Through the progression of globalization, Dubai’s architecture and in effect its residential units became unfathomably generic and universal, in the sense of catering to whatever its buyers and new inhabitants desired. The colorful and unique features of the traditional majlis, verdanah and courtyards were stripped and displaced by the basic and westernized terms of living and dining rooms. Adaptations of the aforementioned globalized terms and wordings were indeed more relevant for the foreign developers and designers; however with this transition, Dubai had gradually lost sight of its traditional infrastructural design and distinct special composition. With the fruition of globalization perpetuating this shift in Dubai’s architectural design standards, it’s living units were consequently and undeniably also losing its core conceptual Islamic architectural influence.
The world is currently going through a new era of globalization, where we are seeing an exponential increase in consolidation between people, cultural, and social landscapes at a universal scale. Although this does have its benefits when viewed through an economic lens, one cannot view solely observe and evaluate change from a single point of view, neglecting the intangible and soft factors that once made held Dubai up as a city of national importance.
In the route of discovering and establishing their identity in the present world of today, Dubai will continue to struggle to strike a fine balance between preservation and globalization. With this in mind, could a globalized city become an inevitability for this once historically significant city? Only time will tell…

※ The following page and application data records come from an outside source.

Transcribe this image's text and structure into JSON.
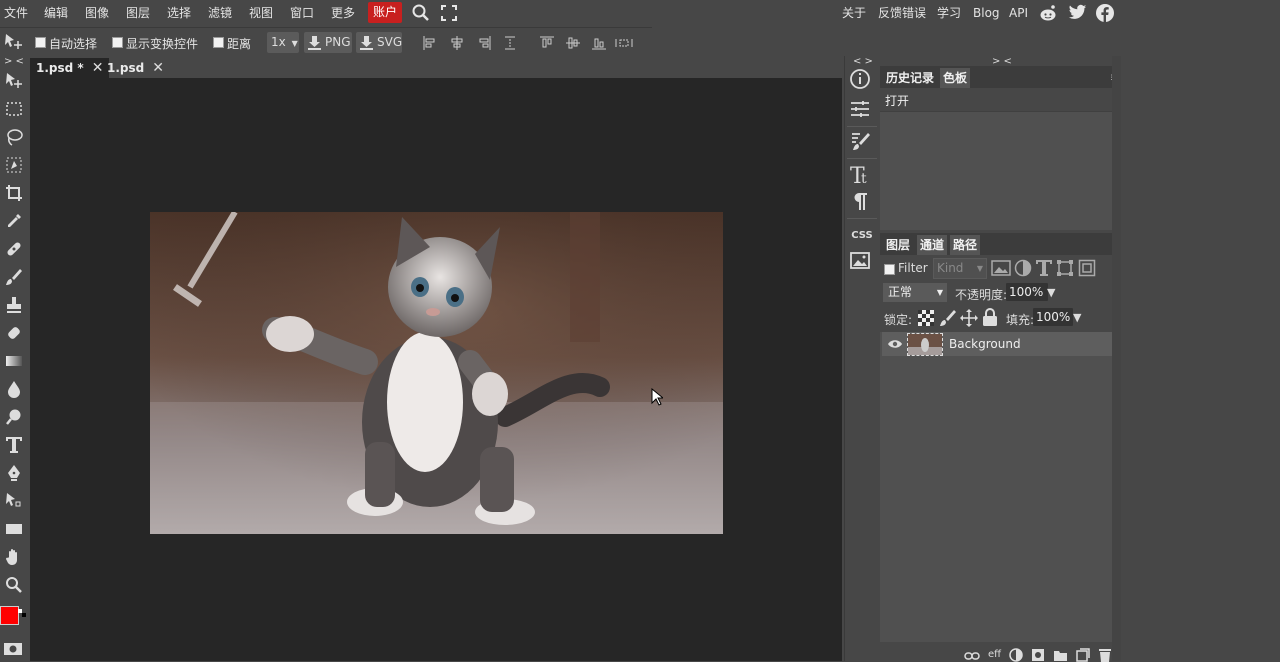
{
  "menu": {
    "items": [
      "文件",
      "编辑",
      "图像",
      "图层",
      "选择",
      "滤镜",
      "视图",
      "窗口",
      "更多"
    ],
    "account": "账户",
    "right": [
      "关于",
      "反馈错误",
      "学习",
      "Blog",
      "API"
    ]
  },
  "options": {
    "auto_select": "自动选择",
    "show_transform": "显示变换控件",
    "distance": "距离",
    "zoom": "1x",
    "png": "PNG",
    "svg": "SVG"
  },
  "tabs": [
    {
      "label": "1.psd *",
      "close": "✕"
    },
    {
      "label": "1.psd",
      "close": "✕"
    }
  ],
  "collapse": {
    "left": "> <",
    "mid": "< >",
    "right": "> <"
  },
  "history_panel": {
    "tabs": [
      "历史记录",
      "色板"
    ],
    "items": [
      "打开"
    ],
    "menu": "≡"
  },
  "layers_panel": {
    "tabs": [
      "图层",
      "通道",
      "路径"
    ],
    "filter_label": "Filter",
    "kind": "Kind",
    "blend_mode": "正常",
    "opacity_label": "不透明度:",
    "opacity_value": "100%",
    "lock_label": "锁定:",
    "fill_label": "填充:",
    "fill_value": "100%",
    "layers": [
      {
        "name": "Background",
        "visible": true
      }
    ],
    "bottom_eff": "eff"
  },
  "right_icons": {
    "css": "CSS"
  },
  "colors": {
    "accent_red": "#c8201f",
    "foreground": "#ff0000",
    "background": "#000000",
    "workspace": "#262626",
    "chrome": "#474747"
  }
}
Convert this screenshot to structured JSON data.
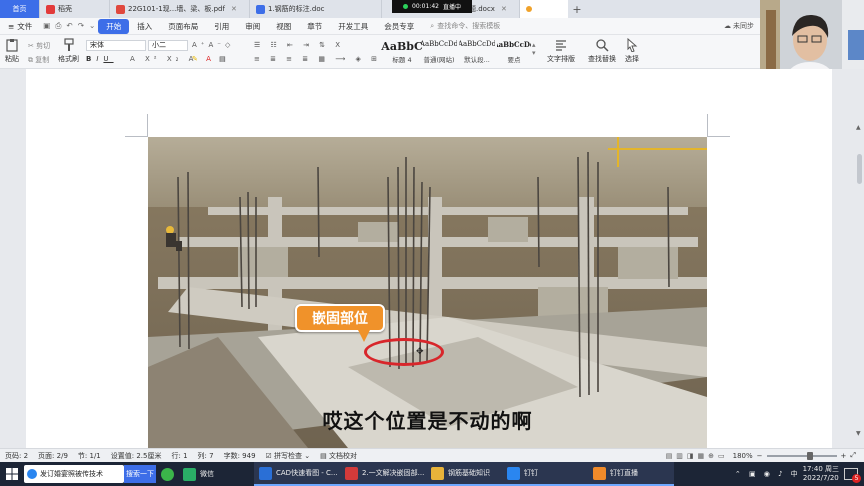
{
  "tabs": [
    {
      "label": "首页",
      "kind": "home"
    },
    {
      "label": "稻壳",
      "kind": "app"
    },
    {
      "label": "22G101-1现...墙、梁、板.pdf",
      "kind": "pdf"
    },
    {
      "label": "1.钢筋的标注.doc",
      "kind": "doc"
    },
    {
      "label": "问题.docx",
      "kind": "doc"
    }
  ],
  "live": {
    "time": "00:01:42",
    "label": "直播中"
  },
  "menu": {
    "file": "文件",
    "items": [
      "开始",
      "插入",
      "页面布局",
      "引用",
      "审阅",
      "视图",
      "章节",
      "开发工具",
      "会员专享"
    ],
    "search_placeholder": "查找命令、搜索模板",
    "cloud": "未同步"
  },
  "ribbon": {
    "paste": "粘贴",
    "cut": "剪切",
    "copy": "复制",
    "format_painter": "格式刷",
    "font_name": "宋体",
    "font_size": "小二",
    "styles": [
      {
        "sample": "AaBbC",
        "name": "标题 4"
      },
      {
        "sample": "AaBbCcDd",
        "name": "普通(网站)"
      },
      {
        "sample": "AaBbCcDd",
        "name": "默认段..."
      },
      {
        "sample": "AaBbCcDd",
        "name": "要点"
      }
    ],
    "text_layout": "文字排版",
    "find_replace": "查找替换",
    "select": "选择"
  },
  "document": {
    "callout": "嵌固部位",
    "subtitle": "哎这个位置是不动的啊"
  },
  "status": {
    "page_code": "页码: 2",
    "pages": "页面: 2/9",
    "section": "节: 1/1",
    "setting": "设置值: 2.5厘米",
    "row": "行: 1",
    "col": "列: 7",
    "words": "字数: 949",
    "spell": "拼写检查",
    "proof": "文档校对",
    "zoom": "180%"
  },
  "taskbar": {
    "browser_tab": "发订婚宴照被传技术",
    "search_btn": "搜索一下",
    "apps": [
      {
        "label": "微信",
        "color": "#2aae67"
      },
      {
        "label": "CAD快速看图 - C...",
        "color": "#2a6fd6"
      },
      {
        "label": "2.一文解决嵌固部...",
        "color": "#d23a3a"
      },
      {
        "label": "钢筋基础知识",
        "color": "#e8b33a"
      },
      {
        "label": "钉钉",
        "color": "#2a86f0"
      },
      {
        "label": "钉钉直播",
        "color": "#f08a2a"
      }
    ],
    "time": "17:40 周三",
    "date": "2022/7/20",
    "ime": "中",
    "notif_count": "5"
  },
  "colors": {
    "accent": "#3d6ee8",
    "callout": "#f0922a",
    "ring": "#d8262b",
    "taskbar": "#1c2536"
  }
}
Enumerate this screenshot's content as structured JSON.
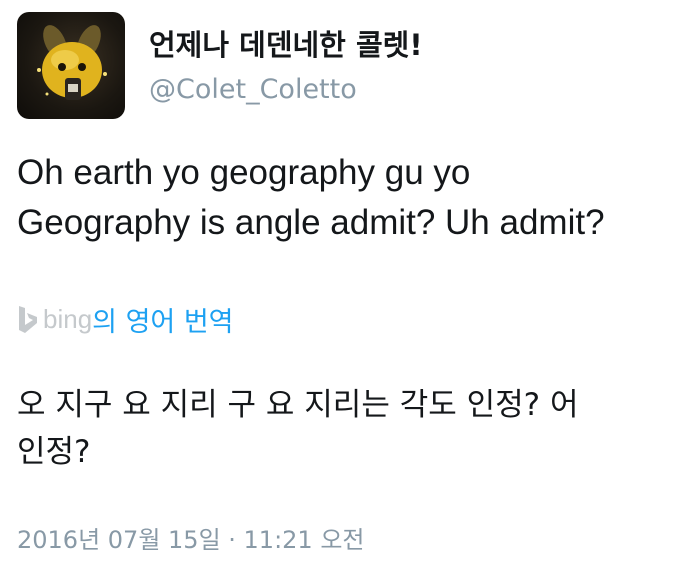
{
  "profile": {
    "display_name": "언제나 데덴네한 콜렛!",
    "handle": "@Colet_Coletto",
    "avatar_icon": "dedenne-avatar"
  },
  "tweet": {
    "lines": [
      "Oh earth yo geography gu yo",
      "Geography is angle admit? Uh admit?"
    ]
  },
  "translation": {
    "provider_icon": "bing-logo-icon",
    "provider": "bing",
    "label": "의 영어 번역",
    "lines": [
      "오 지구 요 지리 구 요 지리는 각도 인정? 어",
      "인정?"
    ],
    "link_color": "#1da1f2"
  },
  "meta": {
    "timestamp": "2016년 07월 15일 · 11:21 오전"
  }
}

Anand, S. (2017.) Booze and bulls***: The dark side of Dubai. News.com.au. http://www.news.com.au/travel/travel-advice/travellers-stories/burqas-booze-and-bull-the-dark-side-of-dubai/news-story/084d1acb89cd39e2bf72d6a59f696a45.
Al Hammadi, I. (2017.) Affordable housing in Dubai, a reality or mirage?.Linkedin. https://www.linkedin.com/pulse/affordable-housing-dubai-reality-mirage-ismail-al-hammadi.
Fry, M. (n.d.) Globalisation and ‘placeless’ Architecture. Scribd. Retrieved from: https://zh.scribd.com/document/44003453/Globalisation-and-placeless-Architecture-Michael-Fry.
AlSayyad, N. (2010.) Culture, Identity and Urbanism: A Historical Perspective from Colonialism and Globalisation. London: Black Dog Publishing London UK.